## Exercise aim:
Each line of the material below is to be checked for "Down"; the number of matching lines is the only output expected.

= Beginning of Section =

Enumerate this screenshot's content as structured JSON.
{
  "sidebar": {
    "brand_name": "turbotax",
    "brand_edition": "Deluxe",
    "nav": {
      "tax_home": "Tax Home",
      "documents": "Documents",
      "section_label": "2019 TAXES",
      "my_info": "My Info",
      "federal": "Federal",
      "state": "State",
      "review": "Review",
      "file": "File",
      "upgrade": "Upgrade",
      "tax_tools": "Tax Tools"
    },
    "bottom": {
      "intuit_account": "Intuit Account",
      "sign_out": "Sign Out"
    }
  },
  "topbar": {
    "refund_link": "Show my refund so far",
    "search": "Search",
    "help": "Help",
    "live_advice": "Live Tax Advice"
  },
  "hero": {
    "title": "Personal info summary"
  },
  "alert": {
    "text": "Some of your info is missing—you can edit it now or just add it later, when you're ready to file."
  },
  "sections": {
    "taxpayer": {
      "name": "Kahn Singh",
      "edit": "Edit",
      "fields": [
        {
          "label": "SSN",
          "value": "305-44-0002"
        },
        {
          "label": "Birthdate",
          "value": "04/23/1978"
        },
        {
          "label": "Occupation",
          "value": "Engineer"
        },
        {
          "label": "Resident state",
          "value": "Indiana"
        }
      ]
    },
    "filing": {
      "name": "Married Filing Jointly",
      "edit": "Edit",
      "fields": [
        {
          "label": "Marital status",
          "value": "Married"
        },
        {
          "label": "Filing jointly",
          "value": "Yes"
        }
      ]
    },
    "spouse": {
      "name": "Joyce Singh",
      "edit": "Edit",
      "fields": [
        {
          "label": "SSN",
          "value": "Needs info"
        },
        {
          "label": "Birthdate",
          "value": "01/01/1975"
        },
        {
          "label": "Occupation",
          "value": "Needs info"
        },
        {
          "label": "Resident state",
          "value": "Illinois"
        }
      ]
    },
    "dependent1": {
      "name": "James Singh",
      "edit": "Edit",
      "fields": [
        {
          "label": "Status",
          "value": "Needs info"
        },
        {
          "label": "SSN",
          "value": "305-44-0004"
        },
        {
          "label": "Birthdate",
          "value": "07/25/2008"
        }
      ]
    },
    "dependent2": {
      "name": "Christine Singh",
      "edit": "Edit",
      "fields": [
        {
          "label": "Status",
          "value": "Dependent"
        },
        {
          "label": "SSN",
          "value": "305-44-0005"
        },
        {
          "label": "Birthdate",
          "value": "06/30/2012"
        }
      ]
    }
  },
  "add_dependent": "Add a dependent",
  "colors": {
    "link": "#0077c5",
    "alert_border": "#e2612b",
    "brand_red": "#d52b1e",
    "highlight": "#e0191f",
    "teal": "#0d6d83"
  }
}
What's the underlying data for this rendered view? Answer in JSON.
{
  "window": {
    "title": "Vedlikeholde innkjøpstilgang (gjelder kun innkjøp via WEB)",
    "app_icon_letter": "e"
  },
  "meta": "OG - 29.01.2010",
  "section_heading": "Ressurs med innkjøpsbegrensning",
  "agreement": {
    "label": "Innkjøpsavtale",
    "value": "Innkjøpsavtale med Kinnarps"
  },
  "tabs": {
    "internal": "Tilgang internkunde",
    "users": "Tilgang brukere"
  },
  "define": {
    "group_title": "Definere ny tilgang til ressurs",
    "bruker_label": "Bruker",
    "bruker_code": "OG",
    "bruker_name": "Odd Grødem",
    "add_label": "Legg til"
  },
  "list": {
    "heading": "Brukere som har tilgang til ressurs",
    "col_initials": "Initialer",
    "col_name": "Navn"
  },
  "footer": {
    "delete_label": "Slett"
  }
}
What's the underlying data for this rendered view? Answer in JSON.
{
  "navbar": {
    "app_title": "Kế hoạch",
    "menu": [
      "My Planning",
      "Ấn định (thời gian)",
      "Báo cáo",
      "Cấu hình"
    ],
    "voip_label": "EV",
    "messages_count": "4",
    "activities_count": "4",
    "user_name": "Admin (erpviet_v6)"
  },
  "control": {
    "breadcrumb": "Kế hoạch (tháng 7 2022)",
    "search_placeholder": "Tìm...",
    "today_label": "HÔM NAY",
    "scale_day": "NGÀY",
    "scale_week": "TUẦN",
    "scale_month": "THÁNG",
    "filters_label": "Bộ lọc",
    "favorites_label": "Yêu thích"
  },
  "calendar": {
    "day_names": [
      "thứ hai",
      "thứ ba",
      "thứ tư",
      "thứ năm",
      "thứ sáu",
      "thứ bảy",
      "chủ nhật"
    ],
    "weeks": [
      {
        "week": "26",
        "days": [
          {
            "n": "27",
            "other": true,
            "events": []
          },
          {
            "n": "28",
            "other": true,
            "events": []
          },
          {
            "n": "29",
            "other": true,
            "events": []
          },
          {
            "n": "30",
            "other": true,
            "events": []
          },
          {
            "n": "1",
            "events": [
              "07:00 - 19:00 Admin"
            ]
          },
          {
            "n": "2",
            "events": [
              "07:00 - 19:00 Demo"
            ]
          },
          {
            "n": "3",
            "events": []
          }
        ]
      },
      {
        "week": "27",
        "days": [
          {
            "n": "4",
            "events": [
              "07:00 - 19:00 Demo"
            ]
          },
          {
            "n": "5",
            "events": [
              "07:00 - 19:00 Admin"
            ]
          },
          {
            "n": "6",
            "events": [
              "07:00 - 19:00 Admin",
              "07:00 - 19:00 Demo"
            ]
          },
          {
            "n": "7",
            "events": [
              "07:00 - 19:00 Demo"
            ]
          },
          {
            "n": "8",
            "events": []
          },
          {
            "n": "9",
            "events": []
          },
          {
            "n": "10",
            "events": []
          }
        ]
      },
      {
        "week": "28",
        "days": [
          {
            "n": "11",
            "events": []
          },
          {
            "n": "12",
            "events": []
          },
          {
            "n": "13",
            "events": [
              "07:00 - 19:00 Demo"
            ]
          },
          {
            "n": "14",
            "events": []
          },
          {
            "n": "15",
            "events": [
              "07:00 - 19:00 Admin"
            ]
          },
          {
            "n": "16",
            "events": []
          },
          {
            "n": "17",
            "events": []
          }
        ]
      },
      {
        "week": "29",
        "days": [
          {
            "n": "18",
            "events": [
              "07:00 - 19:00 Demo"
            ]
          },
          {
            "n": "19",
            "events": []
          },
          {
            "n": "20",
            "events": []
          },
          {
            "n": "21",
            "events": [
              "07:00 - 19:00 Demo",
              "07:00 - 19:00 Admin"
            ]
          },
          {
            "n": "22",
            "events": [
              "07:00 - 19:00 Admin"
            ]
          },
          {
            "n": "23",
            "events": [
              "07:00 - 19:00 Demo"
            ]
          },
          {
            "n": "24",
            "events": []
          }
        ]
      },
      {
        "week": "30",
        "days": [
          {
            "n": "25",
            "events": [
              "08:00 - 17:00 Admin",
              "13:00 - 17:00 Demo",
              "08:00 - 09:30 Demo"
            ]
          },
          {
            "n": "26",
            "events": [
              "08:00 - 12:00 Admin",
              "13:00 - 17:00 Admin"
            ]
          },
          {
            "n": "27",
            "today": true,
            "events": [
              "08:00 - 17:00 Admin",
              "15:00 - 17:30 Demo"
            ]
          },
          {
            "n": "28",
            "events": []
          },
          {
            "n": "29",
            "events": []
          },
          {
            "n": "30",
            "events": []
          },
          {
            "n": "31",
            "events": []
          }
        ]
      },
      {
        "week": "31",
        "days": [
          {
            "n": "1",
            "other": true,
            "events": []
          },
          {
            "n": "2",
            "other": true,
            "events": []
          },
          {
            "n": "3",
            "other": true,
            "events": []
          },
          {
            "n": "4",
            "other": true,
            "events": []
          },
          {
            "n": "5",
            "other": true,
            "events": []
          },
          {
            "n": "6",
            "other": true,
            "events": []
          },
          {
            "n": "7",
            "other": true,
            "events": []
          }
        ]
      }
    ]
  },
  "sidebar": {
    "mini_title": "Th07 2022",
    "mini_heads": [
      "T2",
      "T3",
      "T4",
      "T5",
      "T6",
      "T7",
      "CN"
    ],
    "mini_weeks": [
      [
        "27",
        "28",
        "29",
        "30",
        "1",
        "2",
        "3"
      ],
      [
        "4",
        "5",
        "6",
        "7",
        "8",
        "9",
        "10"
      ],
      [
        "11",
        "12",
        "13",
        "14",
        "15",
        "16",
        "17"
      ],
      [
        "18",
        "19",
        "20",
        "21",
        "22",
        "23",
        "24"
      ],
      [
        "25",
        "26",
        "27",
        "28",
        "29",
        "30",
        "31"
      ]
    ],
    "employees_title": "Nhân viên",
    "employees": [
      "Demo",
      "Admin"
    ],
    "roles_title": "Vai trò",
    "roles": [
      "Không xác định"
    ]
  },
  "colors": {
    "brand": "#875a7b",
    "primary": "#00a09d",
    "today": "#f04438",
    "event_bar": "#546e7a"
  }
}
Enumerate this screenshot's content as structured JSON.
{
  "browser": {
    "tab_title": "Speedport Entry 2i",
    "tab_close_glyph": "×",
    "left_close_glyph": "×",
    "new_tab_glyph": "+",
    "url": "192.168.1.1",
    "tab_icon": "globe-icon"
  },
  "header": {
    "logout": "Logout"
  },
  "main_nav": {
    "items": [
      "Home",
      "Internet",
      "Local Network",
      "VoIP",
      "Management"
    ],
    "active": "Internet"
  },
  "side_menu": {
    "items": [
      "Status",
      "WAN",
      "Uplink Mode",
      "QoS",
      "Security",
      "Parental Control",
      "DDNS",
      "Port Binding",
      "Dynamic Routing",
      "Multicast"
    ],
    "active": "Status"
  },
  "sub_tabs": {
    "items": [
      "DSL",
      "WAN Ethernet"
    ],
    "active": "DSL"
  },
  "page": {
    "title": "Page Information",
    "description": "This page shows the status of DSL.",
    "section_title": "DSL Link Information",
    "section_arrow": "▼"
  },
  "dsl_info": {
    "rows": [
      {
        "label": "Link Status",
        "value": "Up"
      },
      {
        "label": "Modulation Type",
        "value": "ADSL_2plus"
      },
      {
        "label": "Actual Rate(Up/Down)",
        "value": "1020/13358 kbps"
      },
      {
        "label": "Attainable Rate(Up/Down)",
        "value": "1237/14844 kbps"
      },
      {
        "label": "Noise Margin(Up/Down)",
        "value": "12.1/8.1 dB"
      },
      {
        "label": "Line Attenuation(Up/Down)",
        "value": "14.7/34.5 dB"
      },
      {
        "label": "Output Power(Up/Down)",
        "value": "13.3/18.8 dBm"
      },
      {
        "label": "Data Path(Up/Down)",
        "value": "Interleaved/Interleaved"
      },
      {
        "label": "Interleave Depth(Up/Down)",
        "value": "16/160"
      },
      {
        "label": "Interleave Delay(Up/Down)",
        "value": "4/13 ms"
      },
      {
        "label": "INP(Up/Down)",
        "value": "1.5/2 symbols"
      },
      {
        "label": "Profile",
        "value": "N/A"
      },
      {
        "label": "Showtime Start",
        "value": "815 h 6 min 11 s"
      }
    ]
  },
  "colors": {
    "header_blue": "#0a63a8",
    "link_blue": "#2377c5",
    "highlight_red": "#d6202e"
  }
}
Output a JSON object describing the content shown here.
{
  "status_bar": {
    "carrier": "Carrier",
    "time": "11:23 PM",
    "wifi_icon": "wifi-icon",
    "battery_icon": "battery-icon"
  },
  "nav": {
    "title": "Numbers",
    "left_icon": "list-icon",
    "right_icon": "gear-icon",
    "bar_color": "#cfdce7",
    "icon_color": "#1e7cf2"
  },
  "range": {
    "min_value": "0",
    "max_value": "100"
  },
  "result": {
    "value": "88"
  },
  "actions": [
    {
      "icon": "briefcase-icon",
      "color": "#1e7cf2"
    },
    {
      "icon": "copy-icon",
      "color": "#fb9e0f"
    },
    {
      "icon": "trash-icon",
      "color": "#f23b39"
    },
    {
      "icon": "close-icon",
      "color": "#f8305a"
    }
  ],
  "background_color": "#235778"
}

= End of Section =

## Written response:
9